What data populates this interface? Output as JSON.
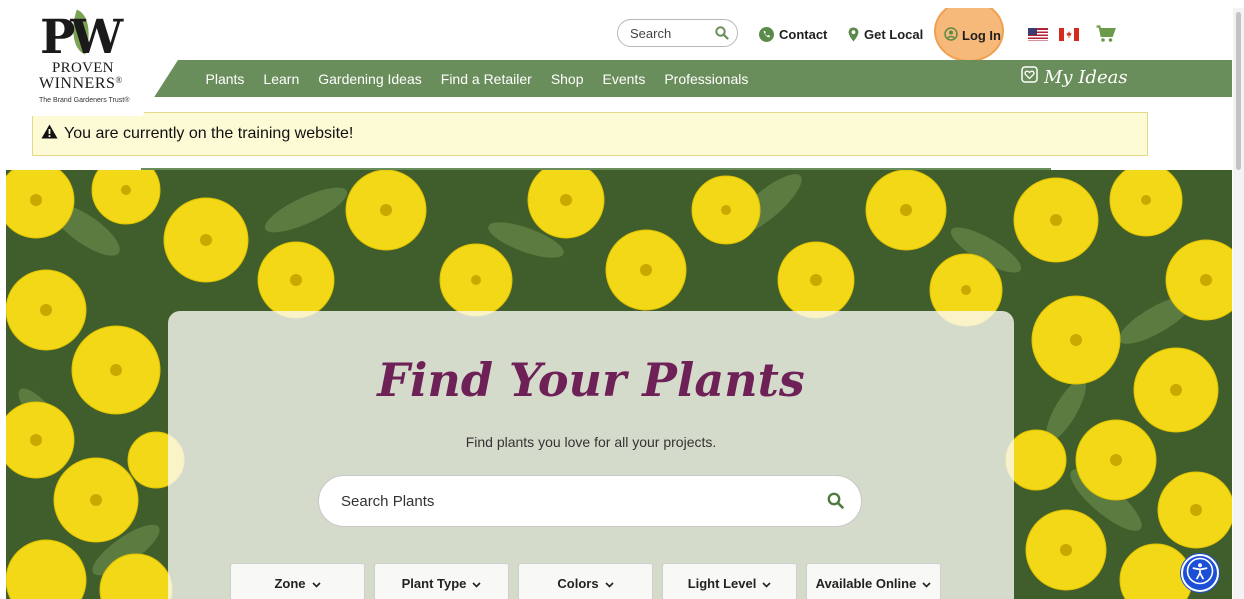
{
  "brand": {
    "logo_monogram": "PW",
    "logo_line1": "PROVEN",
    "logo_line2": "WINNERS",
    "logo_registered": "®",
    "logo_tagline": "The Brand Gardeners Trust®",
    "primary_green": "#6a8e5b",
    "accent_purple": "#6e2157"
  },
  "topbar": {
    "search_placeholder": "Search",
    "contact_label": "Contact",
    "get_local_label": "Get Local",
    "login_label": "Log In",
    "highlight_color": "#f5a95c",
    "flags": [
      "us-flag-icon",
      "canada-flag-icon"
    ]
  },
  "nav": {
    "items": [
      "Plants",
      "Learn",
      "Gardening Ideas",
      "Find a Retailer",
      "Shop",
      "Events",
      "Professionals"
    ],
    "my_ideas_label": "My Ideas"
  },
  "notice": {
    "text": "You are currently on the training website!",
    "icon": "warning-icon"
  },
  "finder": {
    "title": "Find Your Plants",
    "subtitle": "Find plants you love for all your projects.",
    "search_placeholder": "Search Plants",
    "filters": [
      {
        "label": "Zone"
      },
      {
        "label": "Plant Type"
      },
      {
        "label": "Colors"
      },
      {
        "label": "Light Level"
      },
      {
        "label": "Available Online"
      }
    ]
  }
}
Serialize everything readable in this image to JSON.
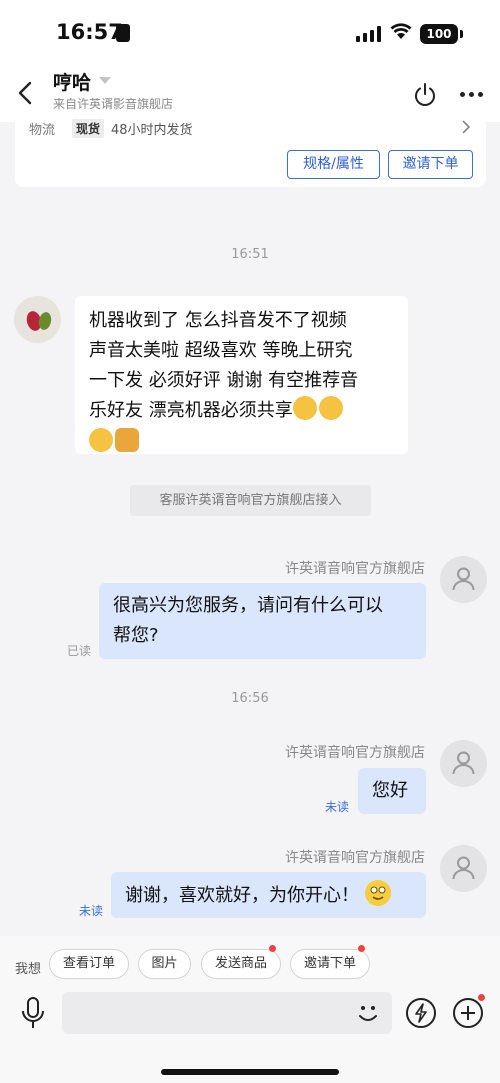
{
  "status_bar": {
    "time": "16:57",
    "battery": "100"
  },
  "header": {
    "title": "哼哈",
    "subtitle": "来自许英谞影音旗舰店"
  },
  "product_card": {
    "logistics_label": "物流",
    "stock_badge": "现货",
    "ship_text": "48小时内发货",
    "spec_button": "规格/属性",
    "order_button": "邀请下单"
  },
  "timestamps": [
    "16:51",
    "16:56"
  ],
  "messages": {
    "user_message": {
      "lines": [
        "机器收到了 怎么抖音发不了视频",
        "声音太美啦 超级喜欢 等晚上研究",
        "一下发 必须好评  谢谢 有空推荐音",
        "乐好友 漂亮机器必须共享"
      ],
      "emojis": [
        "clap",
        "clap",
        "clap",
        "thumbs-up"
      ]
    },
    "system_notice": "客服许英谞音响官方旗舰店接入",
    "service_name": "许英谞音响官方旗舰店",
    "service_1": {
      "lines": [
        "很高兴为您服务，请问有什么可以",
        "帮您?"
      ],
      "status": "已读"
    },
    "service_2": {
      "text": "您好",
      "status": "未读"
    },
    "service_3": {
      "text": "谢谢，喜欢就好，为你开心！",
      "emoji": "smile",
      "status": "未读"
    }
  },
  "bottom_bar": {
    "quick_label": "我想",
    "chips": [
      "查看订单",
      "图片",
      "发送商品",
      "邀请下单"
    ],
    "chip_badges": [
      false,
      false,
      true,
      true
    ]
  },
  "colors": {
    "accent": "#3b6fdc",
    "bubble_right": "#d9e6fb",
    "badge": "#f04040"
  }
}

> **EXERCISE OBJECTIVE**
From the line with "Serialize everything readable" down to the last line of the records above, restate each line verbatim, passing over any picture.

> **EXERCISE ANSWER**
Serialize everything readable in this image to JSON.
{
  "status_bar": {
    "time": "16:57",
    "battery": "100"
  },
  "header": {
    "title": "哼哈",
    "subtitle": "来自许英谞影音旗舰店"
  },
  "product_card": {
    "logistics_label": "物流",
    "stock_badge": "现货",
    "ship_text": "48小时内发货",
    "spec_button": "规格/属性",
    "order_button": "邀请下单"
  },
  "timestamps": [
    "16:51",
    "16:56"
  ],
  "messages": {
    "user_message": {
      "lines": [
        "机器收到了 怎么抖音发不了视频",
        "声音太美啦 超级喜欢 等晚上研究",
        "一下发 必须好评  谢谢 有空推荐音",
        "乐好友 漂亮机器必须共享"
      ],
      "emojis": [
        "clap",
        "clap",
        "clap",
        "thumbs-up"
      ]
    },
    "system_notice": "客服许英谞音响官方旗舰店接入",
    "service_name": "许英谞音响官方旗舰店",
    "service_1": {
      "lines": [
        "很高兴为您服务，请问有什么可以",
        "帮您?"
      ],
      "status": "已读"
    },
    "service_2": {
      "text": "您好",
      "status": "未读"
    },
    "service_3": {
      "text": "谢谢，喜欢就好，为你开心！",
      "emoji": "smile",
      "status": "未读"
    }
  },
  "bottom_bar": {
    "quick_label": "我想",
    "chips": [
      "查看订单",
      "图片",
      "发送商品",
      "邀请下单"
    ],
    "chip_badges": [
      false,
      false,
      true,
      true
    ]
  },
  "colors": {
    "accent": "#3b6fdc",
    "bubble_right": "#d9e6fb",
    "badge": "#f04040"
  }
}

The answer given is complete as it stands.